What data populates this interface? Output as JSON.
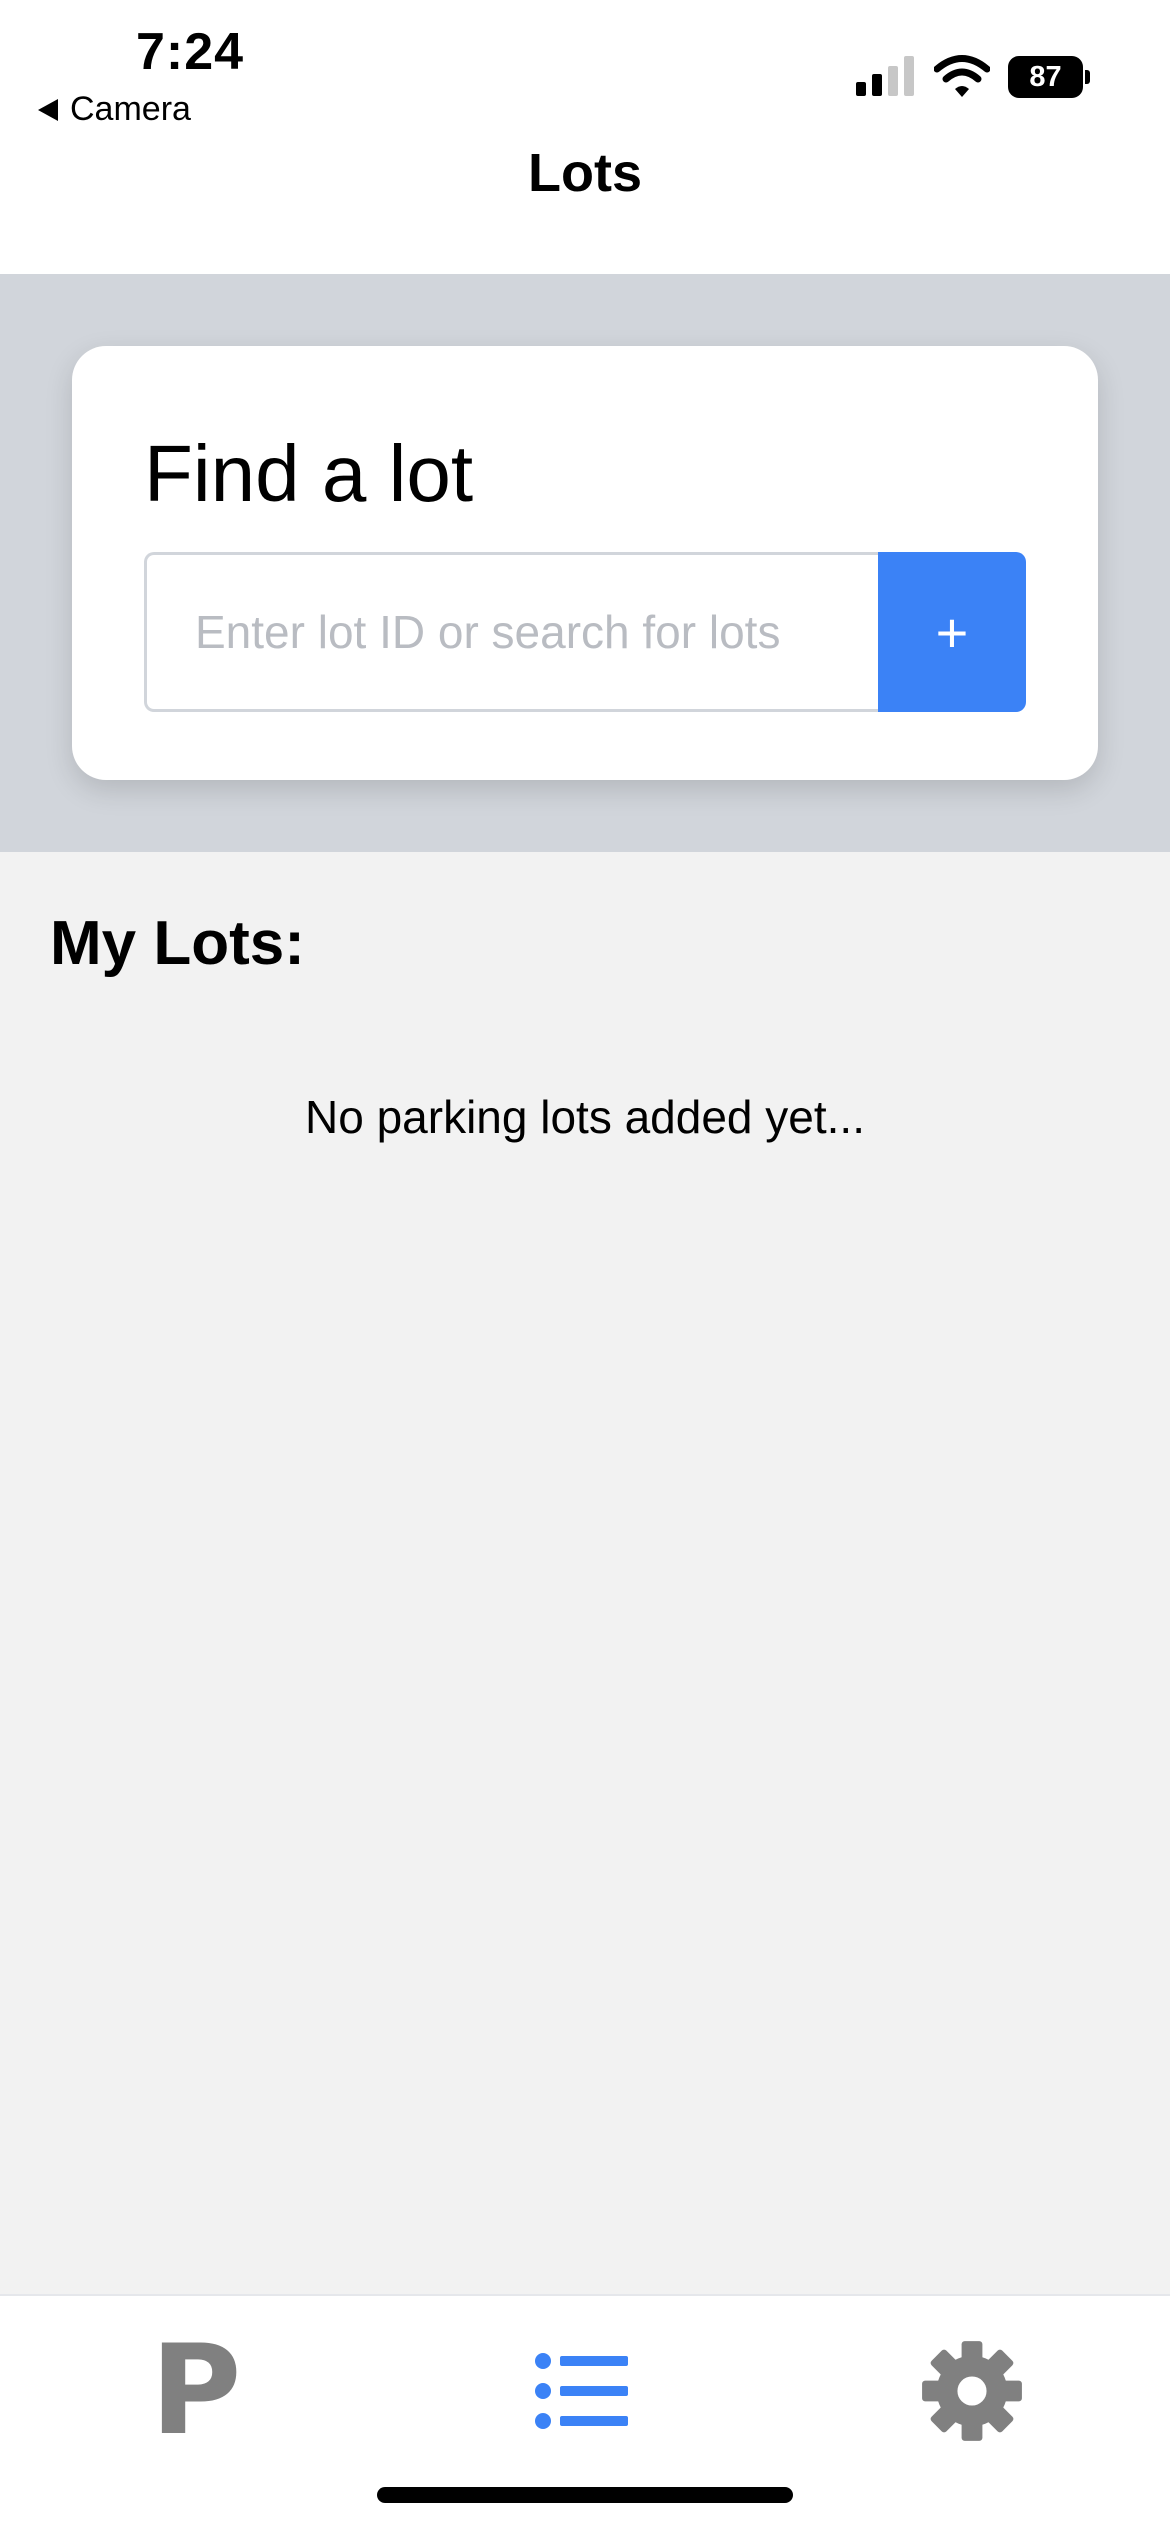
{
  "status_bar": {
    "time": "7:24",
    "back_label": "Camera",
    "battery_level": "87"
  },
  "nav": {
    "title": "Lots"
  },
  "search_card": {
    "title": "Find a lot",
    "input_value": "",
    "input_placeholder": "Enter lot ID or search for lots",
    "add_button_label": "+"
  },
  "my_lots": {
    "heading": "My Lots:",
    "empty_message": "No parking lots added yet..."
  },
  "tab_bar": {
    "tabs": [
      {
        "icon": "parking-icon",
        "glyph": "P",
        "active": false
      },
      {
        "icon": "list-icon",
        "active": true
      },
      {
        "icon": "gear-icon",
        "active": false
      }
    ]
  },
  "colors": {
    "accent": "#3b82f6",
    "hero_background": "#d1d5db",
    "page_background": "#f2f2f2",
    "inactive_icon": "#808080"
  }
}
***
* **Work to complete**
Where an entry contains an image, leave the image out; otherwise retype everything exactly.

* **Solution to this exercise**
What data populates this interface? Output as JSON.
{
  "status_bar": {
    "time": "7:24",
    "back_label": "Camera",
    "battery_level": "87"
  },
  "nav": {
    "title": "Lots"
  },
  "search_card": {
    "title": "Find a lot",
    "input_value": "",
    "input_placeholder": "Enter lot ID or search for lots",
    "add_button_label": "+"
  },
  "my_lots": {
    "heading": "My Lots:",
    "empty_message": "No parking lots added yet..."
  },
  "tab_bar": {
    "tabs": [
      {
        "icon": "parking-icon",
        "glyph": "P",
        "active": false
      },
      {
        "icon": "list-icon",
        "active": true
      },
      {
        "icon": "gear-icon",
        "active": false
      }
    ]
  },
  "colors": {
    "accent": "#3b82f6",
    "hero_background": "#d1d5db",
    "page_background": "#f2f2f2",
    "inactive_icon": "#808080"
  }
}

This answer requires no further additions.